By By Robbie Byrd, News Editor
Inmates being transferred from county jails throughout the state could have a new activity to participate in: camping.
The governor's office announced that it is considering, as a last resort, placing a "tent-city" outside of its Kilby Correctional Facility in Montgomery to house the some 1,000-plus state convicts awaiting transfers from county jails.
It also announced that, while no plans have been finalized, the DOC is negotiating the sale of an unknown amount of land to the City of Atmore for industrial purposes.
Grant Culliver, warden at Holman and Fountain Correctional Centers in Atmore, said that while he feels a tent facility is a last resort, it has been done before.
Culliver said that facilities are at their maximum capacity all over the state.
Brian Corbett, spokesperson for the Department of Corrections, said that while it is a possibility for the DOC, it is still not a cost-effective or permanent solution.
The consideration follows a ruling by Montgomery Circuit Court Judge William Shashy that ordered the DOC to take responsibility for some 1,200 inmates being housed in county jails.
Shashy ordered, however, that the DOC take the prisoners by July 26 along with cashing out a $2.1 million fine.
Corbett said that if it had $2.1 million, it would be using that money to correct the problem, not to pay the contempt fine issued by the judge.

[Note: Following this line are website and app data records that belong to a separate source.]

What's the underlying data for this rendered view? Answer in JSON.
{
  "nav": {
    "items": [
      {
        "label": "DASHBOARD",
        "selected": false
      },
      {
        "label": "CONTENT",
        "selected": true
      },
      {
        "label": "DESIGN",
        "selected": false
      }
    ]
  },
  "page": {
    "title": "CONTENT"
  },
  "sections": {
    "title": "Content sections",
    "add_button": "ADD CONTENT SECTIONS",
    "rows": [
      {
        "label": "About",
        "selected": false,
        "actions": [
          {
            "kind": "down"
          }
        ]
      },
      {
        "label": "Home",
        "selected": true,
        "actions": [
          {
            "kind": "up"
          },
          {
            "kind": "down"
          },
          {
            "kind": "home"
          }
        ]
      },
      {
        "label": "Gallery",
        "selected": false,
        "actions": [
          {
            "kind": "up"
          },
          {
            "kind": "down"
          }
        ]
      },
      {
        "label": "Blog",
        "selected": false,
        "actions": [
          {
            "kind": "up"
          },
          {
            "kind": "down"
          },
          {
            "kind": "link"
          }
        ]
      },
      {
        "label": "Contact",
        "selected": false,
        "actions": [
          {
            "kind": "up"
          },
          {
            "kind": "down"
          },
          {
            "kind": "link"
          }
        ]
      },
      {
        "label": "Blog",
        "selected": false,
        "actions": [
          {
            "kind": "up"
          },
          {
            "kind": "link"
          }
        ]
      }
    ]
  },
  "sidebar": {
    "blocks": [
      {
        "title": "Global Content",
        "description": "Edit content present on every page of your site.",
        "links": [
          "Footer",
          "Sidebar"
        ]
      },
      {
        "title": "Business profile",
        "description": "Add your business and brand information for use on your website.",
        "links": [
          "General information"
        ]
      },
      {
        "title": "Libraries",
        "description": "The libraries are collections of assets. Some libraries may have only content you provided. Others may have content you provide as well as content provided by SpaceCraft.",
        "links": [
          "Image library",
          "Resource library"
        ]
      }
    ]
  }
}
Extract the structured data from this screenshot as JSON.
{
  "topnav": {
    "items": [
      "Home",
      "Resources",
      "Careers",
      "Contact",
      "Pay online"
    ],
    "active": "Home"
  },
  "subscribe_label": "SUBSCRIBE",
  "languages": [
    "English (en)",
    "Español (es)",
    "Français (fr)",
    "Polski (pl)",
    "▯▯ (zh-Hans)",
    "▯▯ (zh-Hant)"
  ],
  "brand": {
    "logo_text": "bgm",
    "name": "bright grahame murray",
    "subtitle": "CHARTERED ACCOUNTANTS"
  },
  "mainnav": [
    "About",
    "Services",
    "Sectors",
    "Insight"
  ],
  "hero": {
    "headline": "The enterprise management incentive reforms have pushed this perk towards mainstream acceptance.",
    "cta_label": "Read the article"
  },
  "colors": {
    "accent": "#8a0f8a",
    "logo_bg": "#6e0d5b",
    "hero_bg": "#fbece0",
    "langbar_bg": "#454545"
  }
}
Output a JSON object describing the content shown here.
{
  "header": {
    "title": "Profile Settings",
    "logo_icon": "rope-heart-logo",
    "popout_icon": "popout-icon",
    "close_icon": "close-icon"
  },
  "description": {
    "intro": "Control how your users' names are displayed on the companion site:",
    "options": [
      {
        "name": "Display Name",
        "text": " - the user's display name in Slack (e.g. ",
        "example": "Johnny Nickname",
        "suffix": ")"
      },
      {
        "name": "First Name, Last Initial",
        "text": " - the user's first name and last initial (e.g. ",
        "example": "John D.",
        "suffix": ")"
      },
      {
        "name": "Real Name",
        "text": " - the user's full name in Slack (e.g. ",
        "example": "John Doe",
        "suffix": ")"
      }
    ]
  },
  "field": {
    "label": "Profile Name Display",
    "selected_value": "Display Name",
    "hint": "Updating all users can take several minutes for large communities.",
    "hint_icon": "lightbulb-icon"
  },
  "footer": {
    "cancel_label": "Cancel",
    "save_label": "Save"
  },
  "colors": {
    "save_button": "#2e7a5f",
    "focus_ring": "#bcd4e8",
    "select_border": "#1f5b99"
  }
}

Shashy had ordered the state comptroller to begin issuing checks to county jails, as well as consider placing Prison Commissioner Michael Haley in prison if all inmates awaiting transfers were not moved by Friday. However, a motion for reconsideration filed by Siegelman's lawyers earlier this month has postponed the deadline.
Shashy is said to be reviewing the request.
Corbett suggests that the public place emphasis on this project to their legislators.
Atmore-DOC negotiations quiet
The DOC hopes to fall into plenty money if a proposed sale of DOC lands to the City of Atmore is completed.
The Governor's office and the DOC declined to comment on the negotiations, other than to say that there had been talks.
Officials say that the City of Atmore had expressed interest in the land in hopes of expanding economic and industrial development.
Kanarrick also said the DOC is interested in working a deal with the Alabama Department of Transportation to house a number of non-violent offenders.
The facility, which the DOT is referring to as a "work-camp," would house 100-150 non-violent offenders in Jefferson County.
At press time Atmore Mayor Howard Shell was unavailable for comment and unable to respond to questions concerning the purchase of DOC lands.
robbie.byrd@atmoreadvance.com